— Directions —
Wherever "version" occurs in the entries, copy the line that holds it.

— Input data —

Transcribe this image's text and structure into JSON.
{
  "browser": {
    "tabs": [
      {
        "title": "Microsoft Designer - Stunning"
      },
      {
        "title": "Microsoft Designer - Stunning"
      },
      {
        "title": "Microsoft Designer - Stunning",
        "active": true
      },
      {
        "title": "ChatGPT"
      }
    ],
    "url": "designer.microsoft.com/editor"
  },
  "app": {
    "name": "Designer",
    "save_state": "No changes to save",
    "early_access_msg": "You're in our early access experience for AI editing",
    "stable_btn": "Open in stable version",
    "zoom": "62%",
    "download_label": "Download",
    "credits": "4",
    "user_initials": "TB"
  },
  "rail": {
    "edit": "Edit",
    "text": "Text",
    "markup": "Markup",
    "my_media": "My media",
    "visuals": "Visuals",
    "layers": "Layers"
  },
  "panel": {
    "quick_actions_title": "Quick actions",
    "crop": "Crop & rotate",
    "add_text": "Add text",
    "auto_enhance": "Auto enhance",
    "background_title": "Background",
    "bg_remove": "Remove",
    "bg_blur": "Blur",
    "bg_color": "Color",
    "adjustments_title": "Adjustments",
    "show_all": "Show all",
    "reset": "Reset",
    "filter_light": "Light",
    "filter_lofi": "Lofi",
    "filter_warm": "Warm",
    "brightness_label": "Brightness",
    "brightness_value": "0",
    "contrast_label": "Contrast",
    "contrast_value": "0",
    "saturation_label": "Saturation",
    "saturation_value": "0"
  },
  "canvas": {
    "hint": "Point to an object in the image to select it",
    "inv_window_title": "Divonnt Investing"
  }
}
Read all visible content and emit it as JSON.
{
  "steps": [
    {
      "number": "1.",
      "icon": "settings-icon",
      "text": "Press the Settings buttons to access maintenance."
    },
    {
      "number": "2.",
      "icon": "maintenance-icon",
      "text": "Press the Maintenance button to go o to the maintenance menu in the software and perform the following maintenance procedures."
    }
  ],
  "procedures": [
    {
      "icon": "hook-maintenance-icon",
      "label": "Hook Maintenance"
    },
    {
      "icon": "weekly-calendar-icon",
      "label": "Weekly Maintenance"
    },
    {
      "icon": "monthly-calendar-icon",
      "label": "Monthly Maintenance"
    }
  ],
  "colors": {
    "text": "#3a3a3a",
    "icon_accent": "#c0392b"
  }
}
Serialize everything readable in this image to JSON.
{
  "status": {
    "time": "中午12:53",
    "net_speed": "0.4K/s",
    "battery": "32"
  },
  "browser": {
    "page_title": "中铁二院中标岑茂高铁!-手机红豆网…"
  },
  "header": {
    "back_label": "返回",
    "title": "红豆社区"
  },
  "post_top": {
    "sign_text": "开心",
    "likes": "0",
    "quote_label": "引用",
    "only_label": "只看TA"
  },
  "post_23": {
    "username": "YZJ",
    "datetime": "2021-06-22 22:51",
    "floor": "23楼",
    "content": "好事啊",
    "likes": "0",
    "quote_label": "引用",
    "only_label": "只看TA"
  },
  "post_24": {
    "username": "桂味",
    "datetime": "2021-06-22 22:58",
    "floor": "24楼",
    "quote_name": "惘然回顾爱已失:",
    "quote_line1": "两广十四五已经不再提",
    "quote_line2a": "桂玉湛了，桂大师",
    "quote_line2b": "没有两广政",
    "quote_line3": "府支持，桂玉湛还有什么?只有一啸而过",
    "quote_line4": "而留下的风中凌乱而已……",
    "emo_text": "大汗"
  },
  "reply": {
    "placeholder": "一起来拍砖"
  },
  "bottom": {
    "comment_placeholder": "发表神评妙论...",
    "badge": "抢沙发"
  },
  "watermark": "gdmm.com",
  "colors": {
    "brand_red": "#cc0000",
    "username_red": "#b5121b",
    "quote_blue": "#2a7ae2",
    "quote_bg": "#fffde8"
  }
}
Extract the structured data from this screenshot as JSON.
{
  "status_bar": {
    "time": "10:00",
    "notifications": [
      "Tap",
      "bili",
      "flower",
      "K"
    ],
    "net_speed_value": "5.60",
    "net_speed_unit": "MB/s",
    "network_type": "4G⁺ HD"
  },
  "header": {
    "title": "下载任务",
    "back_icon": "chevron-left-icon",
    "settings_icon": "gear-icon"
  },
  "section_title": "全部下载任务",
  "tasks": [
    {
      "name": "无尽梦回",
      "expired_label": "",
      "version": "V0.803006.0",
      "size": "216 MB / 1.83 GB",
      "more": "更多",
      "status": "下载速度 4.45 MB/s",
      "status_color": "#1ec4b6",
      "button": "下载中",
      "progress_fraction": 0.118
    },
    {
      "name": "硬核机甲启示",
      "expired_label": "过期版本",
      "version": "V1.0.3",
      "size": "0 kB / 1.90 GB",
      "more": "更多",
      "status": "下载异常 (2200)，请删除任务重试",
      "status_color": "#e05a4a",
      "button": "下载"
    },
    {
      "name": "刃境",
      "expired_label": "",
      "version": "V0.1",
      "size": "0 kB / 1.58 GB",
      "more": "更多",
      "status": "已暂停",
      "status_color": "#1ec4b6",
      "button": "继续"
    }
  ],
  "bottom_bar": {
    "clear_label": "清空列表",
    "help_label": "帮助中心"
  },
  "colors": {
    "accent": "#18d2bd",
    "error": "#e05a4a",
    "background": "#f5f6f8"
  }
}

— Expected output —
    "stable_btn": "Open in stable version",
      "version": "V0.803006.0",
      "version": "V1.0.3",
      "version": "V0.1",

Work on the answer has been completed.